▶ _PROMPT_: Compute how many lines in the entries below contain "time", and output nothing but the number.

▶ _EXTRACTED INFORMATION_:
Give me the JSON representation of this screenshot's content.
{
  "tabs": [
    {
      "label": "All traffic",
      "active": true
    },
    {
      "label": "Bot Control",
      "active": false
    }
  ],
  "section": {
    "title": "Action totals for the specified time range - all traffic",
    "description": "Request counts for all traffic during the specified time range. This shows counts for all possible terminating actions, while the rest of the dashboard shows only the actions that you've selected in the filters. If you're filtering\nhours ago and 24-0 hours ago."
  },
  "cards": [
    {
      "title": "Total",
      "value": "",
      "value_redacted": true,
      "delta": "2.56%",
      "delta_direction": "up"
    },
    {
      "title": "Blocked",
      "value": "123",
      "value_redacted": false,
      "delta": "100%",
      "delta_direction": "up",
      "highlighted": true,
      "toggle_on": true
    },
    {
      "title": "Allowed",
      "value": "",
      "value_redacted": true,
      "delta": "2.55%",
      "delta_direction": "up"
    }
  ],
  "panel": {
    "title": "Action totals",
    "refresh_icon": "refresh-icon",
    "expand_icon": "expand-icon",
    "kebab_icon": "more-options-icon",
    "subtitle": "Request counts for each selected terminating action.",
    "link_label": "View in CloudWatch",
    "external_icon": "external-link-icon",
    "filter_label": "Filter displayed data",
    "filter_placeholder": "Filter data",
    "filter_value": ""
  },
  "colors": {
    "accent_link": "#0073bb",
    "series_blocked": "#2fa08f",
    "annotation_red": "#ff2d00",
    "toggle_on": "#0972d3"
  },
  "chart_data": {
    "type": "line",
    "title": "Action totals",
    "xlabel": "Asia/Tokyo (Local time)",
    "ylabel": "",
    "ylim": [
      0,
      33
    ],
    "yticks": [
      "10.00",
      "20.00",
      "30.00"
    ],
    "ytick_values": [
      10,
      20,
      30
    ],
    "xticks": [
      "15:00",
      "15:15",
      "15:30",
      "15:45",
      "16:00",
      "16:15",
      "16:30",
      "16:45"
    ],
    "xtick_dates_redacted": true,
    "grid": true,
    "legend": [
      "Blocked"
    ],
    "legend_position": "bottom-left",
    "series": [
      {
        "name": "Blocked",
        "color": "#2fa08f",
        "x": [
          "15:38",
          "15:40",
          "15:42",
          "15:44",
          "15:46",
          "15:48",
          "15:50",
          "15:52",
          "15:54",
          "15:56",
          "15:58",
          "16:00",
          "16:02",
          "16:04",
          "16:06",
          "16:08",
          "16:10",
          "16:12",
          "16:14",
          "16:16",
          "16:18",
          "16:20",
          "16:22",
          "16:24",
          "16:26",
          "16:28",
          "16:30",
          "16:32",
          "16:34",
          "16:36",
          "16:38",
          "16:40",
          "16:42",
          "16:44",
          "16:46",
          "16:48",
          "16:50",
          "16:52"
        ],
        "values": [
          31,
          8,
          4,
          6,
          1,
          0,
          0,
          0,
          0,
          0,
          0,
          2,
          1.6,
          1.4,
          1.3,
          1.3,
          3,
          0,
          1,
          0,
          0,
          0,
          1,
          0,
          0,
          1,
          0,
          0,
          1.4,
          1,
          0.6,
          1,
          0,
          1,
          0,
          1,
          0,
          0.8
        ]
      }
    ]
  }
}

▶ _PROBLEM SOLUTION_: 3